THE PROBLEM: Read through the entries below and copy each line where "screenshot" turns up.
=======
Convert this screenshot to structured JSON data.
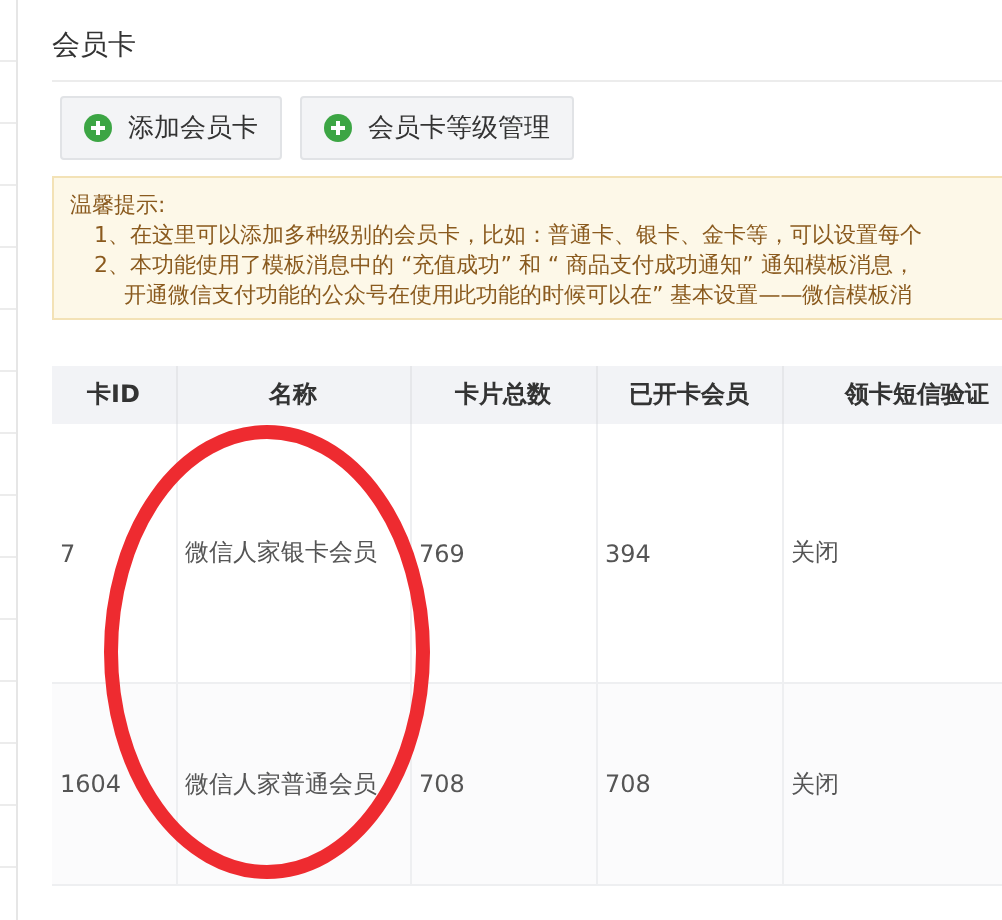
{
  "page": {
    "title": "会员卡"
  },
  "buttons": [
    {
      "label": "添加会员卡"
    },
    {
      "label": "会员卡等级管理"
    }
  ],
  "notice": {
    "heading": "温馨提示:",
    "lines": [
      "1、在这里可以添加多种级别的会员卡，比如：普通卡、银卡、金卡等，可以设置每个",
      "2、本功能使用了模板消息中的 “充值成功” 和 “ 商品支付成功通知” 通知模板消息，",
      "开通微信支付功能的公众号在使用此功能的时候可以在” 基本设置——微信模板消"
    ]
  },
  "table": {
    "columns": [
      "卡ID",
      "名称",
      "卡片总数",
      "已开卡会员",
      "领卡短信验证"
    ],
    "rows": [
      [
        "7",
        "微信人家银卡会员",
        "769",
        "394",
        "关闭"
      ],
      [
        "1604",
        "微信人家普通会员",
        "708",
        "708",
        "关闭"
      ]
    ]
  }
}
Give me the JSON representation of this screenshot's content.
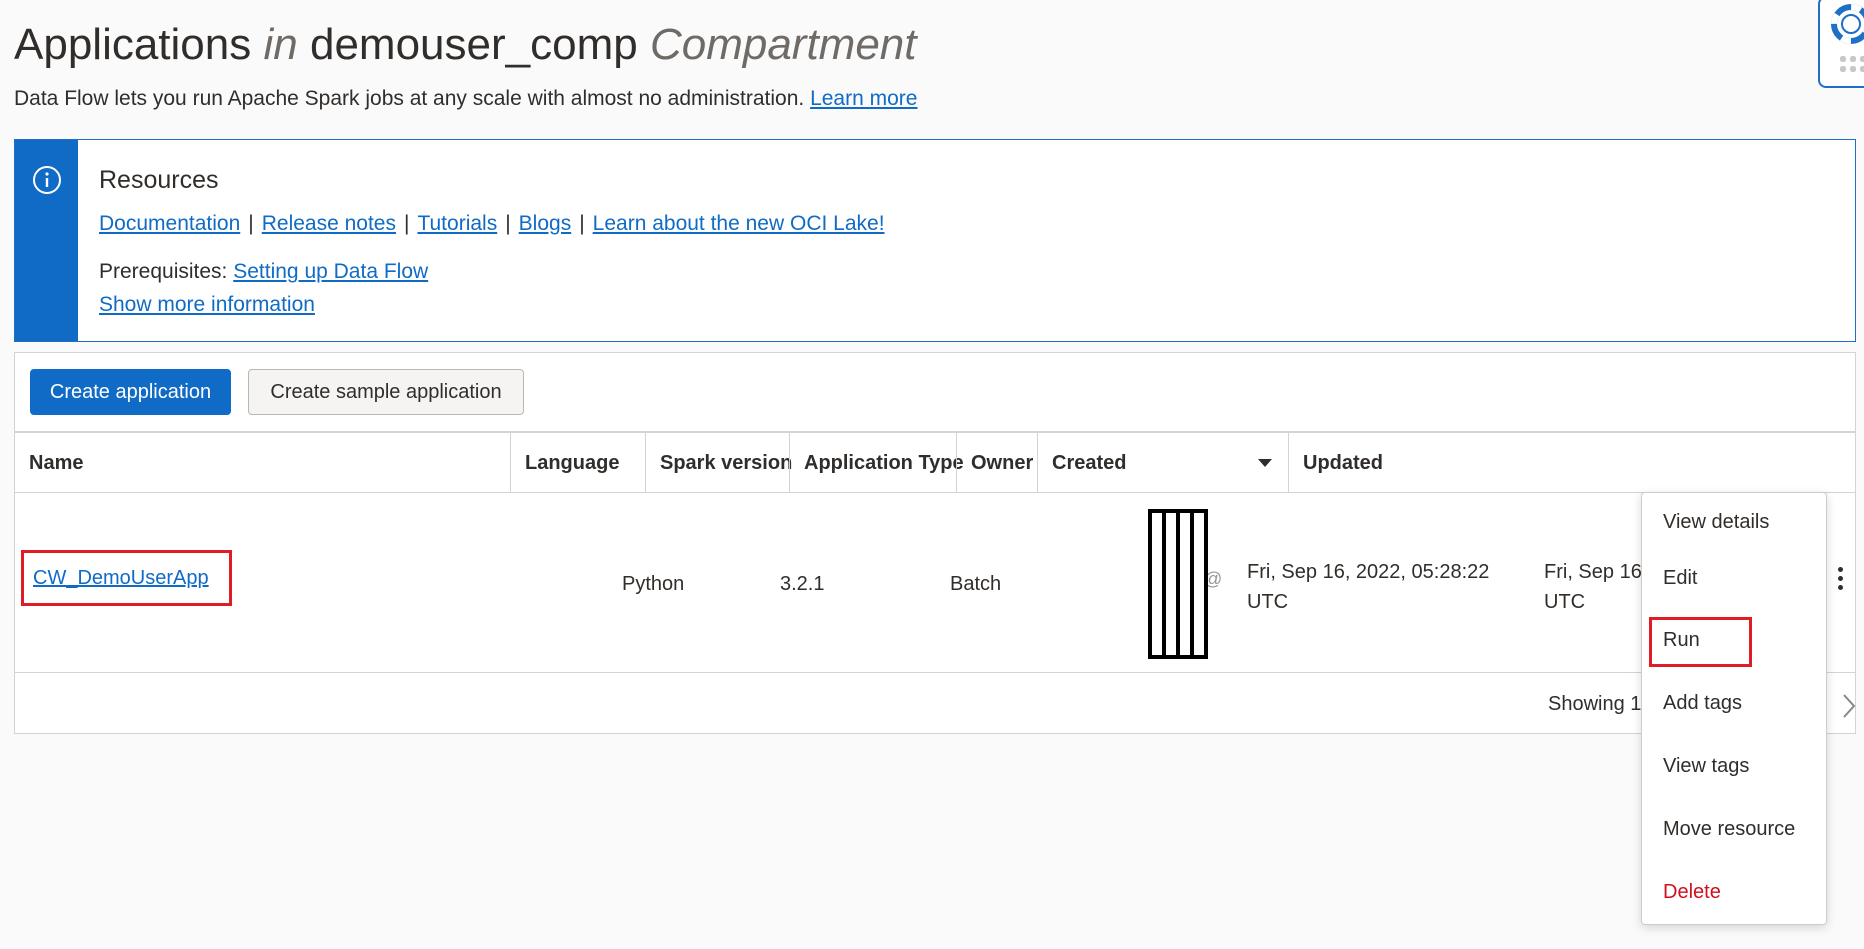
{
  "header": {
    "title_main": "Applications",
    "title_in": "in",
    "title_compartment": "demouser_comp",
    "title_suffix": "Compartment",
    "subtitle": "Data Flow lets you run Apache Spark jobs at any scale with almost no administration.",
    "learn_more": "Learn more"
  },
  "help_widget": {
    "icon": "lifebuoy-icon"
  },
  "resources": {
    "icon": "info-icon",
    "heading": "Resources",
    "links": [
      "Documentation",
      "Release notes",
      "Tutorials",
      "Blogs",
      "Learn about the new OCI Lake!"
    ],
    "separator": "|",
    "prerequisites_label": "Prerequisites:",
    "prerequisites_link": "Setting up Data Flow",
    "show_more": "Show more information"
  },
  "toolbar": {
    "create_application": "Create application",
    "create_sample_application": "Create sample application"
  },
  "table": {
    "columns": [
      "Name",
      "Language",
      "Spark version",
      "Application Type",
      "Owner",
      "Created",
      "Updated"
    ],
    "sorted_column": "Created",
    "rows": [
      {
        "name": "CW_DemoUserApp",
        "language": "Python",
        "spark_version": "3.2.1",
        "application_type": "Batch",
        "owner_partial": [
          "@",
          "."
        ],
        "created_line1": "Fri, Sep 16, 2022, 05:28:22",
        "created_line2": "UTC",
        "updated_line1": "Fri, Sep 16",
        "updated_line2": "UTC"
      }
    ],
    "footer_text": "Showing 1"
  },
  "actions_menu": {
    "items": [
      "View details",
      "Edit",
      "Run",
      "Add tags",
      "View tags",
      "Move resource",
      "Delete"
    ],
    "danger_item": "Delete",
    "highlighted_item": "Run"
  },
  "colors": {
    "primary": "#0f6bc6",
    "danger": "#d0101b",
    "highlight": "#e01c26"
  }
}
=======
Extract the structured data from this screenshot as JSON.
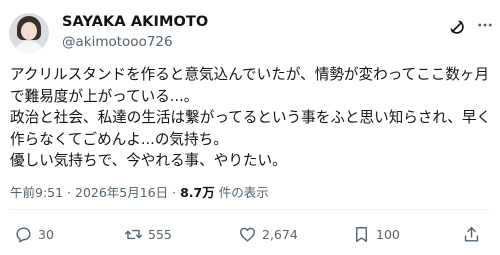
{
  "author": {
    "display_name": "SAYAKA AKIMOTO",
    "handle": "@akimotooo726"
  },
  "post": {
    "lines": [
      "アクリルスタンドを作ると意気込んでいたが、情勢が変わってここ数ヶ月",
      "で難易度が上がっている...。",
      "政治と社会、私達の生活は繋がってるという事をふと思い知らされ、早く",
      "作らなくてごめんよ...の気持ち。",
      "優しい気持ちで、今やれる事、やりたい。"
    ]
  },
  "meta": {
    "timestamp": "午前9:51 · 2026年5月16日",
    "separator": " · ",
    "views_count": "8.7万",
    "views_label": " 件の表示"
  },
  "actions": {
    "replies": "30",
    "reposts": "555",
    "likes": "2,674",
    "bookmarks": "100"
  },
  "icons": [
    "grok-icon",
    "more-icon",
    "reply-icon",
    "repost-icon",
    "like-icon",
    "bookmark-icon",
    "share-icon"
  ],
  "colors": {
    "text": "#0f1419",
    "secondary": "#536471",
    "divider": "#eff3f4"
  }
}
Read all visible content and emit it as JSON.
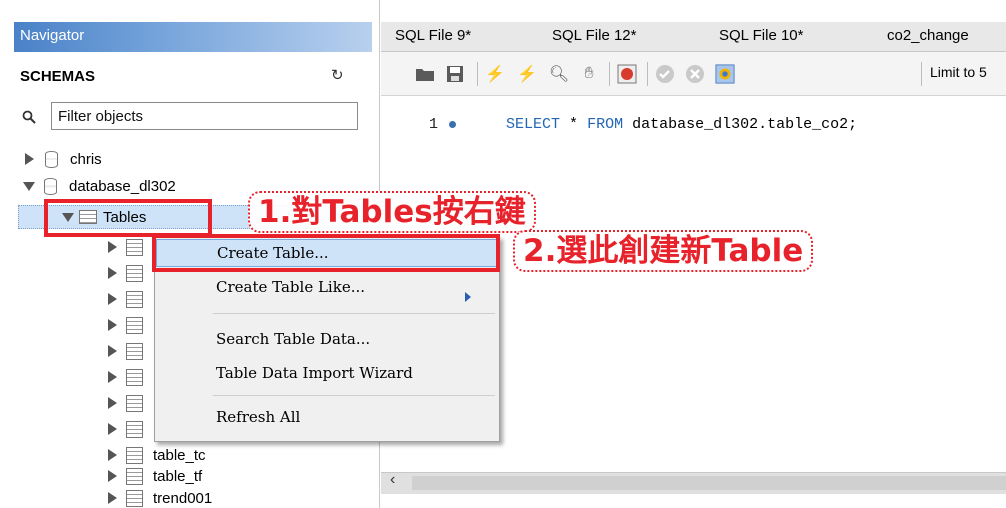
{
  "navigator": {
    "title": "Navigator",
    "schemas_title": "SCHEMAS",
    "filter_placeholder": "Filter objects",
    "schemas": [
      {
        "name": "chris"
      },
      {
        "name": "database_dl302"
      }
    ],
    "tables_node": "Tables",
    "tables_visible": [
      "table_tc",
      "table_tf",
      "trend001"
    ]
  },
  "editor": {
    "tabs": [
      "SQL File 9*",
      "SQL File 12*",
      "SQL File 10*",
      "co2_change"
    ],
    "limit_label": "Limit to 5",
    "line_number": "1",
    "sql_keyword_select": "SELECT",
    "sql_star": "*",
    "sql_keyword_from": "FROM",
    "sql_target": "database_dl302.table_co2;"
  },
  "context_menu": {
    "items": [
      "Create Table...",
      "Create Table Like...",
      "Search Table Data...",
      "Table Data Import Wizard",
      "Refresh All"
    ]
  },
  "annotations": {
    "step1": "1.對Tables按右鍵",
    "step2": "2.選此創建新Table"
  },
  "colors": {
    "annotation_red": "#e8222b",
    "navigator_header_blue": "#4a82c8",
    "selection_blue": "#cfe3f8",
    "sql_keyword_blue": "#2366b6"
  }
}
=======
ANSWER TO THIS TASK:
Convert this screenshot to structured JSON data.
Give me the JSON representation of this screenshot's content.
Extract the structured data from this screenshot as JSON.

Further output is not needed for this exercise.